◆ **Work instructions**
Below are records; count how many of their lines contain the string "vote", and give only that number.

[Excerpts from a dataset]
* * * *
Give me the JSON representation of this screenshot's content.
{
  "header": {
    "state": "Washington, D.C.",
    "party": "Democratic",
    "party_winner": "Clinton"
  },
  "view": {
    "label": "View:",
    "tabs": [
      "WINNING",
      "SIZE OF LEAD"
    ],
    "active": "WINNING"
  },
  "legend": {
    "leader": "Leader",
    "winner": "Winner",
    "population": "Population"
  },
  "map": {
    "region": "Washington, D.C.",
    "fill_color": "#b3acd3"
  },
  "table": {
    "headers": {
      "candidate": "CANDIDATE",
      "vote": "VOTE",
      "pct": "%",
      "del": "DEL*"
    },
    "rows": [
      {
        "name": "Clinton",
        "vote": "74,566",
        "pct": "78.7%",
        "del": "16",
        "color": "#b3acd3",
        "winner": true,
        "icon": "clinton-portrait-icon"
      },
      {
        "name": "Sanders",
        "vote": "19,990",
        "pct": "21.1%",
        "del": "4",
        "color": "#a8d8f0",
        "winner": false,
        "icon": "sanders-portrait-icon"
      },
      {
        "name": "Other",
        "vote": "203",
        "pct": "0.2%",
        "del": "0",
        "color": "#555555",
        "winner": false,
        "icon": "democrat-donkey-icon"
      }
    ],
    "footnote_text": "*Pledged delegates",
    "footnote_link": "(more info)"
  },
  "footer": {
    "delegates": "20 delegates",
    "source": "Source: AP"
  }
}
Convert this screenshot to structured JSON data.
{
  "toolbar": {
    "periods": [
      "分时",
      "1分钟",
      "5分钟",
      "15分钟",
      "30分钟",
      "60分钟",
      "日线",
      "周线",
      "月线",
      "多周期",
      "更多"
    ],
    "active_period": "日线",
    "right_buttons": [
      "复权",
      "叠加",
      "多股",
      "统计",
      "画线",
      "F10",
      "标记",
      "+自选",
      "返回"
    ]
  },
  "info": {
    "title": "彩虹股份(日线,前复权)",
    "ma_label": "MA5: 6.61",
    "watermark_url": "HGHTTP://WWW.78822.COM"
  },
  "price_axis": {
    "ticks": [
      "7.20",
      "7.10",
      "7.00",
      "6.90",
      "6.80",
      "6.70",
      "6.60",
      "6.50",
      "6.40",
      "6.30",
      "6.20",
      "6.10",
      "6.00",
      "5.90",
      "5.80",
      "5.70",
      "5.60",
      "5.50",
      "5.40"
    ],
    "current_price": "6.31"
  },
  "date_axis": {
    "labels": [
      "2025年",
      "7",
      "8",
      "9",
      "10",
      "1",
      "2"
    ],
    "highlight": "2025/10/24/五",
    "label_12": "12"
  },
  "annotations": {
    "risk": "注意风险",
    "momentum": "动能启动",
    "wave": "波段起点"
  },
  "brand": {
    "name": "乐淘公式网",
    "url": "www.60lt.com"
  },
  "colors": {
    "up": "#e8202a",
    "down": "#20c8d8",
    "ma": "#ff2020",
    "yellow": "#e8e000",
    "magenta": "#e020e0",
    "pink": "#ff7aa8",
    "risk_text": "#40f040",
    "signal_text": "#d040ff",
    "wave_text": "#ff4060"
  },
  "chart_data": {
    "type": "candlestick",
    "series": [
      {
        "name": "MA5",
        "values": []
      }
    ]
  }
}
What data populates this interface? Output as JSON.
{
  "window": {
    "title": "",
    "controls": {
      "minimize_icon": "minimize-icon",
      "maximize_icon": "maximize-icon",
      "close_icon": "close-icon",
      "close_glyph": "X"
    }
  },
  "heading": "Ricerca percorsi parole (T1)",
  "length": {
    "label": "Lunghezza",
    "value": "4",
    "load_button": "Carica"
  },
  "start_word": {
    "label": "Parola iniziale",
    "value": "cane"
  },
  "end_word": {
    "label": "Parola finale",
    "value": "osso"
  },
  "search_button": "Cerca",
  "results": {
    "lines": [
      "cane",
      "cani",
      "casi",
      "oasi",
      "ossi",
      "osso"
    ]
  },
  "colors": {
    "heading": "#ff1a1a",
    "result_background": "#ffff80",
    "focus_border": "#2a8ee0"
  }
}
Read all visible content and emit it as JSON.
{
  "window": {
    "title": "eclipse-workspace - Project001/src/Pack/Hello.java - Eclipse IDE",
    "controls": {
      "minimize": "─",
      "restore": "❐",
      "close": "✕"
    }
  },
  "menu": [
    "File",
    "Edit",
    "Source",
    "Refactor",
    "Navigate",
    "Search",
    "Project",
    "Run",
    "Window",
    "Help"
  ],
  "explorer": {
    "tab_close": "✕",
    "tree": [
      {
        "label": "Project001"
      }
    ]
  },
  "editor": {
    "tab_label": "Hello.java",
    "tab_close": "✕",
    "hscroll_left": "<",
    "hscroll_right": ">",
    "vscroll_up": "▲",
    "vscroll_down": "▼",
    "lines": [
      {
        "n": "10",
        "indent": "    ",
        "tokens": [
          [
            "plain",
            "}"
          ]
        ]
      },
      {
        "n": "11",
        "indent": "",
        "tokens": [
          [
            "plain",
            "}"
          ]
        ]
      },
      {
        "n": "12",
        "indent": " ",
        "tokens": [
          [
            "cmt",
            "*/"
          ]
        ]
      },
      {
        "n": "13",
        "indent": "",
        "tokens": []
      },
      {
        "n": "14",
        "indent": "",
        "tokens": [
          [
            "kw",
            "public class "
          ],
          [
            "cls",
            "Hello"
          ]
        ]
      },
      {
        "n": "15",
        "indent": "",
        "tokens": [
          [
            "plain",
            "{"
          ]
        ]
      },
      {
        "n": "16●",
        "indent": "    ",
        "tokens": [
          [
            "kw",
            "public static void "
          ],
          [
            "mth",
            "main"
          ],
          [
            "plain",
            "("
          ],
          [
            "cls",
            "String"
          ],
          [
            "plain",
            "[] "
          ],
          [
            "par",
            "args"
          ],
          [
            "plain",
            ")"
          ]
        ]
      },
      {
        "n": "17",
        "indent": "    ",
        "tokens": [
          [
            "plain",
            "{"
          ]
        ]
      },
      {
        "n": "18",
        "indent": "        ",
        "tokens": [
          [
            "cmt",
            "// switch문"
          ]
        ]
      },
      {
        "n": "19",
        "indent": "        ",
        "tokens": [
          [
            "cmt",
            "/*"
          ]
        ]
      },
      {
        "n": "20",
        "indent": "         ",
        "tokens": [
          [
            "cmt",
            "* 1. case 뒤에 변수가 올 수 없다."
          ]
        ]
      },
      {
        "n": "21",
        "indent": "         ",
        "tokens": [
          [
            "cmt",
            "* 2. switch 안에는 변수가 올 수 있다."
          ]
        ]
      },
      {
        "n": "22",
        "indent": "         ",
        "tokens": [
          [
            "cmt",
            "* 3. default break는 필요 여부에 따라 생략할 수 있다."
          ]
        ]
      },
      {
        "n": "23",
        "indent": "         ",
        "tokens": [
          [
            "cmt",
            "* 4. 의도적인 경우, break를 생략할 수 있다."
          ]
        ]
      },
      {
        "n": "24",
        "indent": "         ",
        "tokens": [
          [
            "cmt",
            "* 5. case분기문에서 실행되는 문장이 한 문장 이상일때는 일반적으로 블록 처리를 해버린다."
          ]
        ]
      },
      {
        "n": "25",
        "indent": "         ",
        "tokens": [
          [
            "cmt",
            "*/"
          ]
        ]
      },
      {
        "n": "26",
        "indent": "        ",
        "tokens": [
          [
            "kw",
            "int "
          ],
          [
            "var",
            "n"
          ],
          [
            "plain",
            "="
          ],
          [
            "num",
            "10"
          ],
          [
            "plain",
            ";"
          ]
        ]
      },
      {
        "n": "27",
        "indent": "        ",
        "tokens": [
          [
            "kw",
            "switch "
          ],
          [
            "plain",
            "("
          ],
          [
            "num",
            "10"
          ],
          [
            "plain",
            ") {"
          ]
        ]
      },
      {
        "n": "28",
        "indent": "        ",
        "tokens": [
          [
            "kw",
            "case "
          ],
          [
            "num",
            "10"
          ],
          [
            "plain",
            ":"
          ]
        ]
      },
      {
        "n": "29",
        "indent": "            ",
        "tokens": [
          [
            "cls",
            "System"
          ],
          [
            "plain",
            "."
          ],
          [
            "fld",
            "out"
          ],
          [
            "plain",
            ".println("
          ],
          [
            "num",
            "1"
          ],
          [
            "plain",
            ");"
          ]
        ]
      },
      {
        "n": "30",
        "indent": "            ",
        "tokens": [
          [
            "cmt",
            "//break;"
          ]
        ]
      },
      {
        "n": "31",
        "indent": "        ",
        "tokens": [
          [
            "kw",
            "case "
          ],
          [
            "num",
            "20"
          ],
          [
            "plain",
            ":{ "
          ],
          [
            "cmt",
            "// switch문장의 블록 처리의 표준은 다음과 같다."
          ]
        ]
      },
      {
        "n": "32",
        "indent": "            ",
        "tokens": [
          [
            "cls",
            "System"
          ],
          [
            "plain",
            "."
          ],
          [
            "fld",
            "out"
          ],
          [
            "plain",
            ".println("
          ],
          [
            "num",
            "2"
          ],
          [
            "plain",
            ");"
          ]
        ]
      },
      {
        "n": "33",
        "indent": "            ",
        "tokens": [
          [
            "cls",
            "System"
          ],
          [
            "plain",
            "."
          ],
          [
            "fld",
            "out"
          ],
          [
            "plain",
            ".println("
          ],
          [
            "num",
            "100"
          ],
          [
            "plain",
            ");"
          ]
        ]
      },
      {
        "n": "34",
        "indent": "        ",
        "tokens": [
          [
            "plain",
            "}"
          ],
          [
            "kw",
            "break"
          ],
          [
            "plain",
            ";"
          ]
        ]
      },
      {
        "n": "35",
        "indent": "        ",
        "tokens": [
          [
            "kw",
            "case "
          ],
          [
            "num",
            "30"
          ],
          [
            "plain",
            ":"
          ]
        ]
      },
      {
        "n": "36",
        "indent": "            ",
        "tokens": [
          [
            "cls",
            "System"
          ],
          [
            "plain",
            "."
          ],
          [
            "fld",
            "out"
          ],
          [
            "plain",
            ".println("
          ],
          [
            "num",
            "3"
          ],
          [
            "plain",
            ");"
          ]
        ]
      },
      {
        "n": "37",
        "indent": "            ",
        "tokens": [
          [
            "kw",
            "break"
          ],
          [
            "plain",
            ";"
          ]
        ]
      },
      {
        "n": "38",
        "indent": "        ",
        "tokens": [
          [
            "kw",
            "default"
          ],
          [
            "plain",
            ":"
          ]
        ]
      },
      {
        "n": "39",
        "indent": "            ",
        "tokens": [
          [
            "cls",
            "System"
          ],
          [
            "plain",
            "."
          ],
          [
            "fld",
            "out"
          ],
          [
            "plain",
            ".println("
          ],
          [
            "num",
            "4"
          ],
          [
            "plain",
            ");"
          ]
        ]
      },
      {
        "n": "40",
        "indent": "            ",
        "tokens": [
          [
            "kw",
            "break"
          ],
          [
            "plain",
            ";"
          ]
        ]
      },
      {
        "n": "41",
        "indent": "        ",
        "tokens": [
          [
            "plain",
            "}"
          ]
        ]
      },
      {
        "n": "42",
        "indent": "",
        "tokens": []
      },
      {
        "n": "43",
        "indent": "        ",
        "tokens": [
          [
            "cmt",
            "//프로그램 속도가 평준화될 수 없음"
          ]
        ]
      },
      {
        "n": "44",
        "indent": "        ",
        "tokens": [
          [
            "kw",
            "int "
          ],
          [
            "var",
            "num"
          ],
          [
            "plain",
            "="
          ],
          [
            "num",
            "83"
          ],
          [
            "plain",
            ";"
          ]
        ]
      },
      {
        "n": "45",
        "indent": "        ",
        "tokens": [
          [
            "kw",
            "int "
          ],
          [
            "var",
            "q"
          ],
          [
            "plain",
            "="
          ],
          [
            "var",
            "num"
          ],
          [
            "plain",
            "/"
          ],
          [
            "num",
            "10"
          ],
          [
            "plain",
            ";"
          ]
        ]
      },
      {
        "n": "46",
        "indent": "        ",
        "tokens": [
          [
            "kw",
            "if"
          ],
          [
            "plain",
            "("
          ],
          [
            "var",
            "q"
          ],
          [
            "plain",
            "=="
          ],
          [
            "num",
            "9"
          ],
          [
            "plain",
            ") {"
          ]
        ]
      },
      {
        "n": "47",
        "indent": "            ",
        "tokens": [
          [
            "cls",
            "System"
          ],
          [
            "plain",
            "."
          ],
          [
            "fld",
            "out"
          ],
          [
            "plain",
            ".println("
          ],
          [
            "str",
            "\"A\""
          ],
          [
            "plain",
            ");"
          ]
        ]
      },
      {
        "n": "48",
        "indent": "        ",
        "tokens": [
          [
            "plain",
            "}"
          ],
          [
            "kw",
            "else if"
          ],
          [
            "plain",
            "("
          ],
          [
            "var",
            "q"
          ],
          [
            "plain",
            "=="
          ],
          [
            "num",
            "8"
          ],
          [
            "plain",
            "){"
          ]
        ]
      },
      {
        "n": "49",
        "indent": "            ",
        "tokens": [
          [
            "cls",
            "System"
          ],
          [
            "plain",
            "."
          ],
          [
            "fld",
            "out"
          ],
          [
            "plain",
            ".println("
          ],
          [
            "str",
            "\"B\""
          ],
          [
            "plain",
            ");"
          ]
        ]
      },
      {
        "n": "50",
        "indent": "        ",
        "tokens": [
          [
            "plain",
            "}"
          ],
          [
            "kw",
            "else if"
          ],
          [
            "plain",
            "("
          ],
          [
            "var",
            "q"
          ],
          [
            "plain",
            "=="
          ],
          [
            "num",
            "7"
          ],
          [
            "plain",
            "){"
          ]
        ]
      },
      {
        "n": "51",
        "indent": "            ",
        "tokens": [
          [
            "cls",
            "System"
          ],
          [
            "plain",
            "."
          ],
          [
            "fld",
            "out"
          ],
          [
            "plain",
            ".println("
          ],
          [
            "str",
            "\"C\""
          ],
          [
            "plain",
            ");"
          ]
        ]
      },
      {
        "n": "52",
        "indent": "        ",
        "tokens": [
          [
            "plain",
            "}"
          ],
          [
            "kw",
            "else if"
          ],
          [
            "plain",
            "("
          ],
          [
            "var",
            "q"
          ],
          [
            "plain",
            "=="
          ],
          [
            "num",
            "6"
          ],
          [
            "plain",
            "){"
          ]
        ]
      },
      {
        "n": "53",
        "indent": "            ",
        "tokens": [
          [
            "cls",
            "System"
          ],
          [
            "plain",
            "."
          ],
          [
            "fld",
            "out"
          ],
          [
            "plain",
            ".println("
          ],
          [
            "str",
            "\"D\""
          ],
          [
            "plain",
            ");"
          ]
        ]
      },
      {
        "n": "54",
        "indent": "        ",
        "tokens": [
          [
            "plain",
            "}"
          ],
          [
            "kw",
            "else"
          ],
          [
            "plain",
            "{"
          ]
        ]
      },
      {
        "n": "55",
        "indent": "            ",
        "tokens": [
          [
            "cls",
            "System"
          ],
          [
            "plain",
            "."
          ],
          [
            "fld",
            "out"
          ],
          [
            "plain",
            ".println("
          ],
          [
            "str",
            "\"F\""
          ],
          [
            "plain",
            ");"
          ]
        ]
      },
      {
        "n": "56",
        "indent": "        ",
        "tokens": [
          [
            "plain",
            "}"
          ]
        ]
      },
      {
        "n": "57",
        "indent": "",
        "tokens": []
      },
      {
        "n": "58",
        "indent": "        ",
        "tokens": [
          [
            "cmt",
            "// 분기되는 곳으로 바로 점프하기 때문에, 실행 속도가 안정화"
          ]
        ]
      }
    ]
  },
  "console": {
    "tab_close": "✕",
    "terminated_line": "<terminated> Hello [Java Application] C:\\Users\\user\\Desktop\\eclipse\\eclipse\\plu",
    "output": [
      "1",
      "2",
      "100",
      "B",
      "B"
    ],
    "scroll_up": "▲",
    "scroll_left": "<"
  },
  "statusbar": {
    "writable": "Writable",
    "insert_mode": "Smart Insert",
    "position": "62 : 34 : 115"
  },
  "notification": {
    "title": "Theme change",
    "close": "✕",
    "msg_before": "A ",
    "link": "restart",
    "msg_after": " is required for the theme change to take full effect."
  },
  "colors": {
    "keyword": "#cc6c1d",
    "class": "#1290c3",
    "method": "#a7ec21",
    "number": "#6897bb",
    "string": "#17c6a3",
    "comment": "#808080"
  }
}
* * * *
◆ **Solution for this task**
4